Being proactive and making a complete estate plan is laudable. It's so much easier on your loved ones when you've already made the decisions about how your property is to be disbursed, your burial plans, and other important estate tasks. Having a good plan may not be enough, though. You will need to ensure that your loved ones can easily access what they need to make your final arraignments and administer your estate. It also needs to be in a safe and secure location for privacy's sake. If the worst happens and your estate plans cannot be found after your death, strangers (the probate courts) will be making important decisions for your loved ones. For some ideas on places to keep your final wishes, read on.
Safe At Home

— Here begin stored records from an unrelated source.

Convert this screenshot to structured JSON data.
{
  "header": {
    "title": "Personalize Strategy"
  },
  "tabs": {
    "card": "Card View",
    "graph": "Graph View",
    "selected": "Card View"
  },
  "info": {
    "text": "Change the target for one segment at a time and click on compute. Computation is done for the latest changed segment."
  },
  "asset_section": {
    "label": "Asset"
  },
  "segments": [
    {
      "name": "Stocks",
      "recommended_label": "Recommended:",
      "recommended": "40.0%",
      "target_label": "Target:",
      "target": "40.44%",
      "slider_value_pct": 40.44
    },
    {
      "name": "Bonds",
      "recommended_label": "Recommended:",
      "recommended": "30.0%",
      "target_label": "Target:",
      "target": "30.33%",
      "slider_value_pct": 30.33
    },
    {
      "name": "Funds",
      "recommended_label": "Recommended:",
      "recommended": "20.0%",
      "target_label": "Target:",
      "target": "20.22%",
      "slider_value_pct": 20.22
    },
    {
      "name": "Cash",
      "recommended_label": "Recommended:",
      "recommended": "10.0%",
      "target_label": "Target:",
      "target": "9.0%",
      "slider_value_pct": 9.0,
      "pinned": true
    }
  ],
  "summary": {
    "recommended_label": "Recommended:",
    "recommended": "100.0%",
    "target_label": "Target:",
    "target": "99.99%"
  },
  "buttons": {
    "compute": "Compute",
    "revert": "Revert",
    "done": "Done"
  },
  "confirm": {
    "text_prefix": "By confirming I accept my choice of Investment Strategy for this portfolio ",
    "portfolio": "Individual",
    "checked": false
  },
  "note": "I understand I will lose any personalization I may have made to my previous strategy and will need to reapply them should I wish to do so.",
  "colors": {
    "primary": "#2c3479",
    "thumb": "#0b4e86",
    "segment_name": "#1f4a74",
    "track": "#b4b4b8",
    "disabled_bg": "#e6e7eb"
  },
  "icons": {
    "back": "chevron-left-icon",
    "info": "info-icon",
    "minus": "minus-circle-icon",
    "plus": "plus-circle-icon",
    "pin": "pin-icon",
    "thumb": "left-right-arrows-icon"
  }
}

Home is the natural place for important estate documents like a will. Many keep their papers in a file cabinet or a desk drawer. If the drawers are usually locked, be sure you provide the key to someone or that it can be located with your other keys. You might want to make things a bit more secure by keeping paperwork in a firebox. These boxes are a good way to keep things safe from fire and water intrusion. Unfortunately, thieves may take the box with them if it can be easily found and carried away. Home safes are another alternative that may be the most secure but may make it more difficult for loved ones to access if no one else knows the combination.
Safe deposit boxes at banking institutions are a popular way to store important documents of all types. They are secure and safe but not easily accessible. Banks are not open all hours or days of the week, and it could be days before the family can access the bank box. Be sure to tell family members about the bank box and provide them with a key. Keeping in mind that there could be a delay in accessing the documents, keep your funeral and burial instructions in a separate, more convenient location.
With Family Members
Some people provide loved ones with copies of the will and estate plan right away. This may or may not work for you, but it does prevent surprises and anxiety about locating the documents. Since a major part of an estate plan is to choose a personal representative (executor), it might be a good idea to leave a copy of your plans with this chosen person ahead of time.
The estate or probate lawyer that assists you with your plans may also have copies of some or all of the important documents needed to administer your estate. They will also have some additional tips on making your plans accessible to your loved ones. Speak to an estate or will attorney for more information.